TASK TO CARRY OUT: Return, from the material below, each line in which "Virtual" occurs.

PROVIDED DATA:
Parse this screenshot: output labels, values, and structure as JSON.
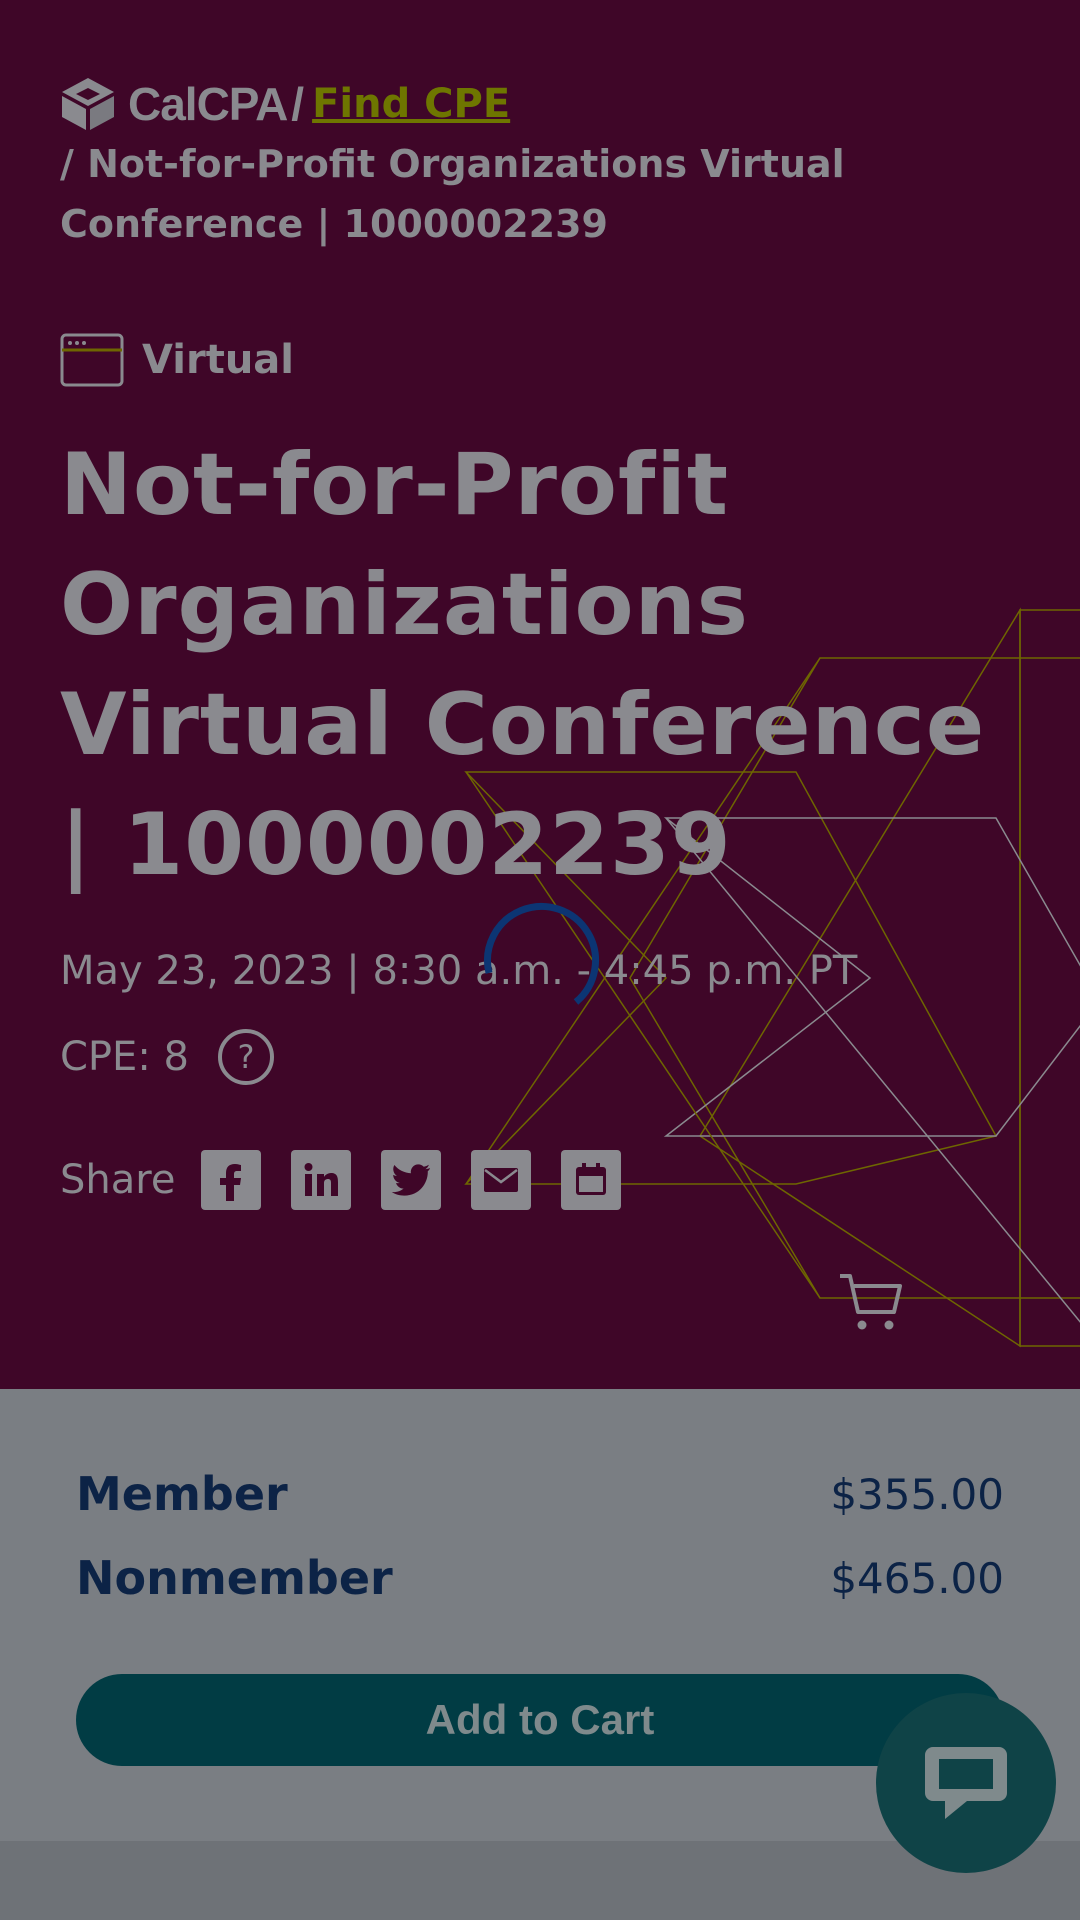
{
  "breadcrumb": {
    "logo_text": "CalCPA",
    "separator": "/",
    "find_cpe": "Find CPE",
    "current": "/ Not-for-Profit Organizations Virtual Conference | 1000002239"
  },
  "event": {
    "format_label": "Virtual",
    "format_icon": "browser-window-icon",
    "title": "Not-for-Profit Organizations Virtual Conference | 1000002239",
    "date_time": "May 23, 2023 | 8:30 a.m. - 4:45 p.m. PT",
    "cpe": "CPE: 8"
  },
  "share": {
    "label": "Share",
    "buttons": [
      "facebook-icon",
      "linkedin-icon",
      "twitter-icon",
      "email-icon",
      "calendar-icon"
    ]
  },
  "pricing": {
    "member_label": "Member",
    "member_price": "$355.00",
    "nonmember_label": "Nonmember",
    "nonmember_price": "$465.00",
    "add_to_cart": "Add to Cart"
  },
  "colors": {
    "hero_bg": "#3f0628",
    "link": "#6e7600",
    "button_bg": "#013c44",
    "price_text": "#0c2346",
    "overlay_text": "#8a8a8f"
  }
}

REPLY:
    "current": "/ Not-for-Profit Organizations Virtual Conference | 1000002239"
    "format_label": "Virtual",
    "title": "Not-for-Profit Organizations Virtual Conference | 1000002239",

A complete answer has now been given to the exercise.